> **WHAT TO WORK ON**
In your copy of the data, omit the pictures and keep all else exactly as given.

> **Extracted data entries**
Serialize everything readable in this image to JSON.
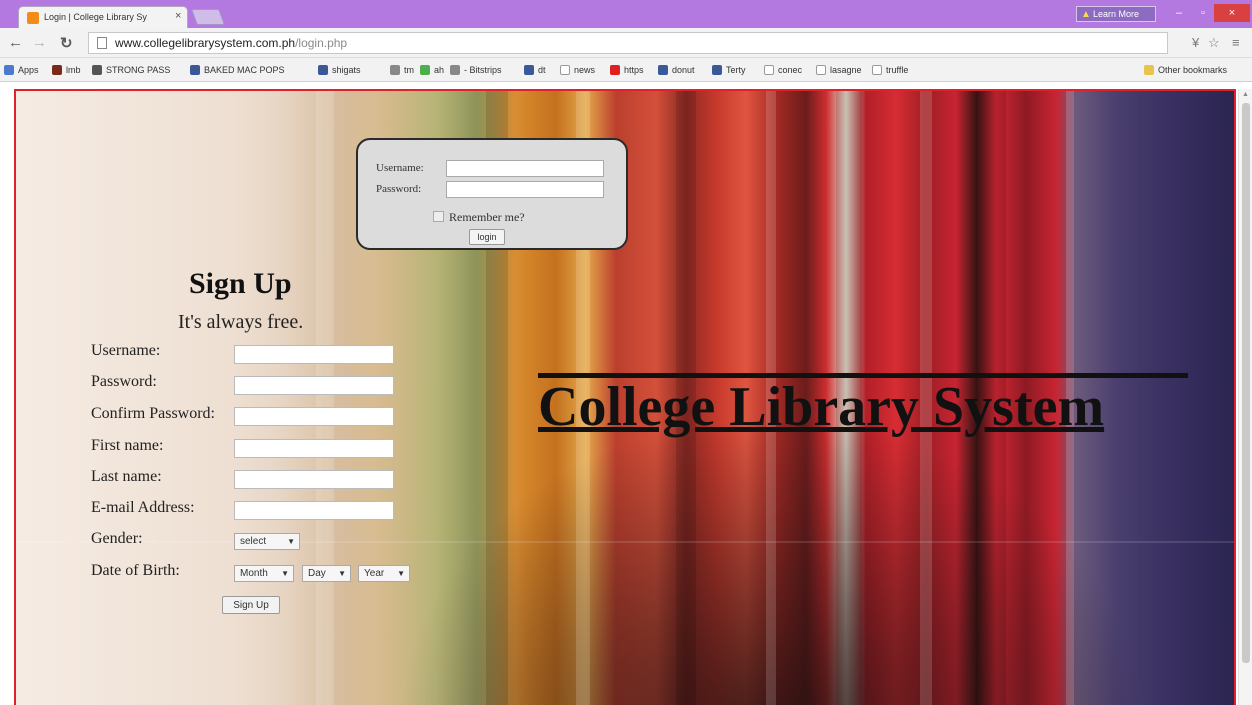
{
  "browser": {
    "tab_title": "Login | College Library Sy",
    "tab_close": "×",
    "learn_more": "Learn More",
    "window_controls": {
      "minimize": "–",
      "maximize": "▫",
      "close": "×"
    },
    "url_host": "www.collegelibrarysystem.com.ph",
    "url_path": "/login.php",
    "bookmarks": [
      "Apps",
      "lmb",
      "STRONG PASS",
      "BAKED MAC POPS",
      "shigats",
      "tm",
      "ah",
      "- Bitstrips",
      "dt",
      "news",
      "https",
      "donut",
      "Terty",
      "conec",
      "lasagne",
      "truffle"
    ],
    "other_bookmarks": "Other bookmarks",
    "colors": {
      "titlebar": "#b479e0",
      "close_button": "#d94141"
    }
  },
  "login": {
    "username_label": "Username:",
    "password_label": "Password:",
    "remember_label": "Remember me?",
    "button": "login"
  },
  "signup": {
    "title": "Sign Up",
    "subtitle": "It's always free.",
    "fields": {
      "username": "Username:",
      "password": "Password:",
      "confirm_password": "Confirm Password:",
      "first_name": "First name:",
      "last_name": "Last name:",
      "email": "E-mail Address:",
      "gender": "Gender:",
      "dob": "Date of Birth:"
    },
    "gender_select": "select",
    "month_select": "Month",
    "day_select": "Day",
    "year_select": "Year",
    "button": "Sign Up"
  },
  "headline": "College Library System",
  "accent_color": "#e0202a"
}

> **RESPONSE**
Serialize everything readable in this image to JSON.
{
  "browser": {
    "tab_title": "Login | College Library Sy",
    "tab_close": "×",
    "learn_more": "Learn More",
    "window_controls": {
      "minimize": "–",
      "maximize": "▫",
      "close": "×"
    },
    "url_host": "www.collegelibrarysystem.com.ph",
    "url_path": "/login.php",
    "bookmarks": [
      "Apps",
      "lmb",
      "STRONG PASS",
      "BAKED MAC POPS",
      "shigats",
      "tm",
      "ah",
      "- Bitstrips",
      "dt",
      "news",
      "https",
      "donut",
      "Terty",
      "conec",
      "lasagne",
      "truffle"
    ],
    "other_bookmarks": "Other bookmarks",
    "colors": {
      "titlebar": "#b479e0",
      "close_button": "#d94141"
    }
  },
  "login": {
    "username_label": "Username:",
    "password_label": "Password:",
    "remember_label": "Remember me?",
    "button": "login"
  },
  "signup": {
    "title": "Sign Up",
    "subtitle": "It's always free.",
    "fields": {
      "username": "Username:",
      "password": "Password:",
      "confirm_password": "Confirm Password:",
      "first_name": "First name:",
      "last_name": "Last name:",
      "email": "E-mail Address:",
      "gender": "Gender:",
      "dob": "Date of Birth:"
    },
    "gender_select": "select",
    "month_select": "Month",
    "day_select": "Day",
    "year_select": "Year",
    "button": "Sign Up"
  },
  "headline": "College Library System",
  "accent_color": "#e0202a"
}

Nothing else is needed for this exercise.